When you consider things like the current Presidential campaign, and the choices between a doofus businessman and a corrupt geriatric, it would, could, is, very easy to pack up shop and move to the woods, with any of your family members that you can, teaching them things with Chomsky or whatever talisman of your choice, while giving them physical tools that many of a similar age would dream of.
Captain Fantastic is written and directed by Matt Ross, who many will recognize as Gavin Belson in HBO's hilarious Silicon Valley. The film centers on Ben Cash (Viggo Mortensen, Eastern Promises) and his six kids, whom he is raising in the forests of Washington state. He has done this even after his wife returned to civilization for hospitalization, treating her bipolar disorder. She commits suicide and the family has conflict, first on whether to return to civilization to attend her funeral, then with her wife's surviving family, who disagree with Ben's philosophies.
Captain Fantastic premiered at Cannes and even won the "Un Certain Regard" for Ross' direction, but was first noticed on the festival circuit, specifically Sundance. When it finally did come to a wider audience, the promotional material was curious, in that it seemed to be marketed as both a comedy and drama. OK, so a little more trepidation here, but I'm still in for this curious movie. And now that I've seen it…eh? There's little denying the beauty and emotion in the first act, with the simplicity of the family unit and the shock each of the kids experiences when learning upon the news of their mother's death. It's when they leave the forest, going to New Mexico to their mother's funeral and meet their grandfather (Frank Langella, The Americans) and grandmother (Ann Dowd, Our Brand Is Crisis) is when things start to get problematic.

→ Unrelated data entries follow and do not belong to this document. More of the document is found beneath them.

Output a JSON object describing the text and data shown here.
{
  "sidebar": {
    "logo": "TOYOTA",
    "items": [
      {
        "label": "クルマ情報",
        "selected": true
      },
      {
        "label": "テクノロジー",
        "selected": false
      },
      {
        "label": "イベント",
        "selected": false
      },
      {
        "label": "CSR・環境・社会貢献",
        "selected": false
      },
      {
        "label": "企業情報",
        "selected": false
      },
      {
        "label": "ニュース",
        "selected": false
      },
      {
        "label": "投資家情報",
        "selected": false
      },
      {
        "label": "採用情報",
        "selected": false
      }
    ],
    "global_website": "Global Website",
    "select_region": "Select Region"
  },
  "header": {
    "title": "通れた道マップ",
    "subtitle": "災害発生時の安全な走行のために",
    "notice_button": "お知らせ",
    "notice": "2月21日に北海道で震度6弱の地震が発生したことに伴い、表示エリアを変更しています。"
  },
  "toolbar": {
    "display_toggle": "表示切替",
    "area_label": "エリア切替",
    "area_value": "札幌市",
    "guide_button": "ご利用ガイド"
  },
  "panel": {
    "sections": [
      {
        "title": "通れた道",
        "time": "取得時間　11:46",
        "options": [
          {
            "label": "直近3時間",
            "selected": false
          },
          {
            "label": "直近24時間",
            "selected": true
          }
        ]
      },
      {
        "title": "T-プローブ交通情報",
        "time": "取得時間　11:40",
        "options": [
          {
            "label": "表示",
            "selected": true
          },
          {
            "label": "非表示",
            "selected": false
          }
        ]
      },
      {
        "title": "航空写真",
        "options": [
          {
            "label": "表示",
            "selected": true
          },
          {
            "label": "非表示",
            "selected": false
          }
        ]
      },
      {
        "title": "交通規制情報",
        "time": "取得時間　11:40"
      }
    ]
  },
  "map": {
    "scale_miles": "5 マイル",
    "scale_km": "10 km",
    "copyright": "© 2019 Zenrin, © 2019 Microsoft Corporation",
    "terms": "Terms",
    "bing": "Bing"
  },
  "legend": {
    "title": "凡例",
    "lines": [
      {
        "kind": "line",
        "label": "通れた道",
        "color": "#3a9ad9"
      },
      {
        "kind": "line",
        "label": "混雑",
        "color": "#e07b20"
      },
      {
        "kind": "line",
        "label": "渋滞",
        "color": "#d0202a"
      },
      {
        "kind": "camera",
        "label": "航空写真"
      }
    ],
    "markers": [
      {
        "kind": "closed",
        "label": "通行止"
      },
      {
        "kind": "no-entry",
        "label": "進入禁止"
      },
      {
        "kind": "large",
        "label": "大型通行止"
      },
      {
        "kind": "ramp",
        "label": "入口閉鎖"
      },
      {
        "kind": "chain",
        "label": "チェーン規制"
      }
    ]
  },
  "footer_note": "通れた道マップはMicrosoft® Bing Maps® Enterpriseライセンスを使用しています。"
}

The movie bumps into a variety of different story hooks which, in retrospect for the story, any one of which could have worked better for the film than what is chosen. Captain Fantastic could have been a road movie with the family reconciling their thoughts about their mother, or their desire for a different life other than the one Ben gives them. Spending a larger block of time on Ben's disapproving in-laws would have also worked. Heck, even looking at the family dynamic between Ben and his oldest son Bo (George MacKay, The Americans) would have been a nice lynchpin to go with.
What Captain Fantastic does for better and worse is that it sticks to the roots in the ground that Ben has placed. Mortensen's performance contains strength, emotion and resiliency that not many other characters have expressed, nor are ones that Mortensen has entirely displayed in one film. These traits take his character and his family down some strange, and eventually roads over the last act of the film, turning a potentially excellent film into one that's simply good.
Perhaps maybe that's why I'm disappointed with Captain Fantastic. I wanted the best for it, despite Universal's interesting way of attempting to get people into the theater. And it does have some emotionally note-perfect moments in the first hour or so. Hopefully Viggo gets some individual recognition for the work, but the film, in sticking rigidly to its value set, becomes even more incredulous than its premise, several times over in fact.The Blu-ray:
Universal's transfer of Captain Fantastic looks pretty, that's for sure. The word of cinematographer Stephane Fontaine Rust and Bone gets a chance to shine in the first act, with the Washington exteriors looking sharp in their shade of green before moving to New Mexico, where the browns of the desert sand go well with the greens of the golf course. The red in Mortensen's suit looks great and the country scenes are luscious.The Sound:
The DTS-HD Master Audio 5.1 lossless track is fine but doesn't have any moments that blow your doors off. A first/second act moment of subterfuge by the family set to Bikini Kill's "Rebel Girl" was fun and made me chuckle, the third act when the kids try to get one of their own out of grandpa's house bring sounds like a body on a car and a gurney in an emergency room, have directional effects and panning which is effective, along with environmental sounds. It's a fine track.The Extras:
Aside from a standard definition disc and a code for a digital copy of the film, the only extra onboard is "Insanely or Insanely Great" (4:01), in which Mortensen and Ross discuss the story and character, and Mortensen discusses his preparation for it. It is quite the skippable extra.Final Thoughts:
I would have been thrilled to say that Captain Fantastic is one of the best films of the year and one that everyone should check out. It is still pretty good, and maybe in fresher eyes it is better than I'm giving it credit for it is. But 70% of the film feels like a lot of missed opportunity, despite a very good performance by its lead. Technically it is a strong disc, but could have used more on the extras side, but worth checking out.